**EXERCISE:**
Work out how many lines in the material below hold "term", then give only that number.

**DATASET EXTRACT:**
Content starts

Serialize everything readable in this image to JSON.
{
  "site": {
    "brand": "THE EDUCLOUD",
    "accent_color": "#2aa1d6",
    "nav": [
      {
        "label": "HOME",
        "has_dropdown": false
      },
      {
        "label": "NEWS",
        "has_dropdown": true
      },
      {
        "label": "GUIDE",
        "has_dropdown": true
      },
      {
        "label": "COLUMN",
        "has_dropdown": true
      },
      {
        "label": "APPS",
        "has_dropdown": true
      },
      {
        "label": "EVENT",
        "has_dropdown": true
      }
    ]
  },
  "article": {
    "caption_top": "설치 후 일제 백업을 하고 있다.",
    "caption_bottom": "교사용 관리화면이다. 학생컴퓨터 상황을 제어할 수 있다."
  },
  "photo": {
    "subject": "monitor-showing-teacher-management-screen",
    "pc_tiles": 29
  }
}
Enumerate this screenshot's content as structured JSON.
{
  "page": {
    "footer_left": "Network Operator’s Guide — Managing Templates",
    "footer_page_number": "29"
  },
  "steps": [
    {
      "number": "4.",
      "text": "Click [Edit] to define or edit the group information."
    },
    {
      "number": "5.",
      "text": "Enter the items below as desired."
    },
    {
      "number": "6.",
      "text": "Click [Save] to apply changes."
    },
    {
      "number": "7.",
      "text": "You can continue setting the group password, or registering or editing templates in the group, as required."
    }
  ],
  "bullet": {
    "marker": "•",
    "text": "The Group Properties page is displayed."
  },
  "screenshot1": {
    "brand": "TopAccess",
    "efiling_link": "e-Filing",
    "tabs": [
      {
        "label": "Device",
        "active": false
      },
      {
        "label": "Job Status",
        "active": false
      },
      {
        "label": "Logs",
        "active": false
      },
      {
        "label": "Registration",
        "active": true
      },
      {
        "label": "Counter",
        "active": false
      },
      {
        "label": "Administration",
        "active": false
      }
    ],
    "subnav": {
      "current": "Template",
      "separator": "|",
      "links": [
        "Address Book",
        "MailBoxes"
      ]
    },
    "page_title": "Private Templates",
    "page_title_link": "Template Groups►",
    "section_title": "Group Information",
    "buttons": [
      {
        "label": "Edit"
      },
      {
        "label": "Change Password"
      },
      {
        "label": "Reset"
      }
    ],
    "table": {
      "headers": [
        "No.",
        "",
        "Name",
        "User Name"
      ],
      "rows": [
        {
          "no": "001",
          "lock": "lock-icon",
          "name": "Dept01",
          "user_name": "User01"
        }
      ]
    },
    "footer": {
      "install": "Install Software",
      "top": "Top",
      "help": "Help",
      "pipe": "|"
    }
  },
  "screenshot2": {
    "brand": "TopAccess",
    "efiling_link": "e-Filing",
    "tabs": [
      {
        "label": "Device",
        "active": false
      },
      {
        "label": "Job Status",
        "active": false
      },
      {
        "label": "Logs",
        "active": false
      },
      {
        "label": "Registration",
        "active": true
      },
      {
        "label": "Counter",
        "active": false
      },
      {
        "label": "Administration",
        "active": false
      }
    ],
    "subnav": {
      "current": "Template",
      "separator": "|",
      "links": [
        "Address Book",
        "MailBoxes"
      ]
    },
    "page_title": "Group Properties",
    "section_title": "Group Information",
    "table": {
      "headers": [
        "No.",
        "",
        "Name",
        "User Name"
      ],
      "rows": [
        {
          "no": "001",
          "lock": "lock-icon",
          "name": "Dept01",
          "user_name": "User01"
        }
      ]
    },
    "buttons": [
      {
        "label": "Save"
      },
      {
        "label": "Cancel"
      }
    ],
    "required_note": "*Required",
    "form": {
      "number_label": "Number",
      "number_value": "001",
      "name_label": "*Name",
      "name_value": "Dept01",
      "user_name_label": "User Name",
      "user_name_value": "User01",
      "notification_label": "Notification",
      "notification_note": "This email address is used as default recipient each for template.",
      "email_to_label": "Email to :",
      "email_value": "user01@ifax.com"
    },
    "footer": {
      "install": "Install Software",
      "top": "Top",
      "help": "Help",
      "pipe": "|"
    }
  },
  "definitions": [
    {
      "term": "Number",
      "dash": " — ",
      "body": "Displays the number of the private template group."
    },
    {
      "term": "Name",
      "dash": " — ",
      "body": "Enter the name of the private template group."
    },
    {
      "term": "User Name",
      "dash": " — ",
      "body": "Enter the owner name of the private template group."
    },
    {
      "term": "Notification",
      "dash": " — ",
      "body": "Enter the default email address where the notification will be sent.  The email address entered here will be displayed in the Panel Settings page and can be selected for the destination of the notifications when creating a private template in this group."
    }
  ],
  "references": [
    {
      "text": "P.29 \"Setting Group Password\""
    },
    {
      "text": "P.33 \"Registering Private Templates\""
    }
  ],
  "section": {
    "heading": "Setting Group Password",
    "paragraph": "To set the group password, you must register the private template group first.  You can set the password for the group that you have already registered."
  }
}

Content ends

**SOLUTION FOR THIS PROBLEM:**
4